Since the whole idea here is to have the splitter directly in line with the blade, it's important that the zero clearance insert is a fairly nice fit in the table opening. A sloppy insert can be shimmed with tape or screws could be set into one side and adjusted to remove the excess play. Any shimming should be done before the slot is extended for the wooden splitter.
Set the fence with the blade centered in the insert slot.
Extend the slot in the insert to make room for the splitter.
To cut the slot for the splitter after the slot is cut for the blade, re-insert your stock throat plate and slip the zero clearance insert over the blade on top of the throat plate. Slide your fence over until it contacts squarely with the insert along it's length. With the insert against the fence, the blade should turn freely in the insert's slot.
The wooden splitter is glued into the slot in the insert.
Now, with the blade perfectly in line with the slot, the slot can be extended to make room for the splitter to be glued in. I usually extend the slot right into the existing slot, allowing me to place the splitter anywhere along the kerf.
The splitter is most effective when it's sitting as close to the back of the blade as possible, and because the saw's arbor rotates in an arc, a compromise will have to be made to allow for different blade heights.
The easiest solution is to make more than one insert/splitter combo per blade. For me, since I seldom use my combination blade for ripping anything over 1", I use one insert/splitter for this blade with the splitter sitting directly behind the blade when it's set for cutting 1" material.
For ripping thicker material and for resawing, I stick with my ripping blade. For this blade I have three different insert/splitters with the splitter location optimized for blade heights from 1" to maximum height. These two blades and four insert cover all of my ripping requirements.
Ripping a 3/4" board to width.
The splitter itself should be made from hardwood. The ones I make are generally 1 - 1 1/2" long with a maximum of 1 1/2" in height above the insert. The narrower the blade, the less height I give the splitter.
The thickness depends on the width of the kerf left by the blade you're making the splitter for.
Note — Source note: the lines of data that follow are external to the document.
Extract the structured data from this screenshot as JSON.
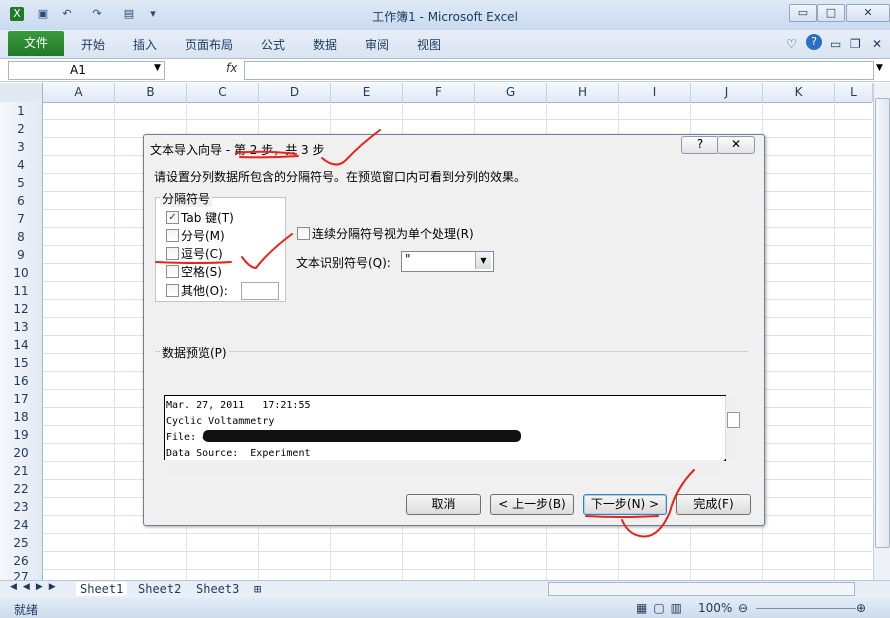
{
  "window": {
    "title": "工作簿1 - Microsoft Excel",
    "minimize": "▭",
    "maximize": "□",
    "close": "✕"
  },
  "ribbon": {
    "file_tab": "文件",
    "tabs": [
      "开始",
      "插入",
      "页面布局",
      "公式",
      "数据",
      "审阅",
      "视图"
    ]
  },
  "formula_bar": {
    "name_box": "A1",
    "fx": "fx",
    "value": ""
  },
  "grid": {
    "columns": [
      "A",
      "B",
      "C",
      "D",
      "E",
      "F",
      "G",
      "H",
      "I",
      "J",
      "K",
      "L"
    ],
    "rows": [
      "1",
      "2",
      "3",
      "4",
      "5",
      "6",
      "7",
      "8",
      "9",
      "10",
      "11",
      "12",
      "13",
      "14",
      "15",
      "16",
      "17",
      "18",
      "19",
      "20",
      "21",
      "22",
      "23",
      "24",
      "25",
      "26",
      "27"
    ]
  },
  "sheets": [
    "Sheet1",
    "Sheet2",
    "Sheet3"
  ],
  "status": {
    "ready": "就绪",
    "zoom": "100%"
  },
  "dialog": {
    "title": "文本导入向导 - 第 2 步，共 3 步",
    "help": "?",
    "close": "✕",
    "instruction": "请设置分列数据所包含的分隔符号。在预览窗口内可看到分列的效果。",
    "delimiters": {
      "legend": "分隔符号",
      "items": [
        {
          "label": "Tab 键(T)",
          "checked": true
        },
        {
          "label": "分号(M)",
          "checked": false
        },
        {
          "label": "逗号(C)",
          "checked": false
        },
        {
          "label": "空格(S)",
          "checked": false
        },
        {
          "label": "其他(O):",
          "checked": false
        }
      ]
    },
    "consecutive_label": "连续分隔符号视为单个处理(R)",
    "qualifier_label": "文本识别符号(Q):",
    "qualifier_value": "\"",
    "preview": {
      "legend": "数据预览(P)",
      "lines": [
        "Mar. 27, 2011   17:21:55",
        "Cyclic Voltammetry",
        "File: d:\\",
        "Data Source:  Experiment"
      ]
    },
    "buttons": {
      "cancel": "取消",
      "back": "< 上一步(B)",
      "next": "下一步(N) >",
      "finish": "完成(F)"
    }
  }
}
I try to rip a length a few thousandths thicker and sand to final thickness, giving me a nice snug fit in the slot and a smooth surface on the sides of the splitter.
It's a good idea to taper in both sides of the leading edge in case the wood starts to close up before it hits the splitter. A knife edge will allow the splitter to open the kerf without the wood hanging up on it.
Although they last quite a while, if your shop made table saw splitter does get damaged, simply cut it out by cutting a new slot and glue in a new one.
The aftermarket often comes to the rescue when manufacturers come up short. When it comes to table saw splitters, one of the better looking options out there is made by a company called Micro Jig.
Micro Jig table saw splitter system for 1/8" kerf.
Although I have no experiece with them, they look to be an excellent alternative to the stock style splitter and I've heard nothing but good reviews on woodworking forums from other woodworkers. At this writing, they seem to have models to cover three kerf sizes.
The standard kit is all plastic while the pro kit has a plastic covered steel core. Both kits come with a jig for mounting the splitters and a drill bit for drilling the holes. The steel cored kit sounds a little more robust to me and for the few extra dollars involved, would be the way I'd go.
They'll only work with zero clearance inserts though, so you'll have to make your own or buy blanks made for your particular table saw. If you don't want to make your own table saw splitter, this looks to be a pretty cheap and effective alternative.
I appreciate your feedback. If you have any questions or comments about this article, please don't hesitate to contact me and let me know your thoughts.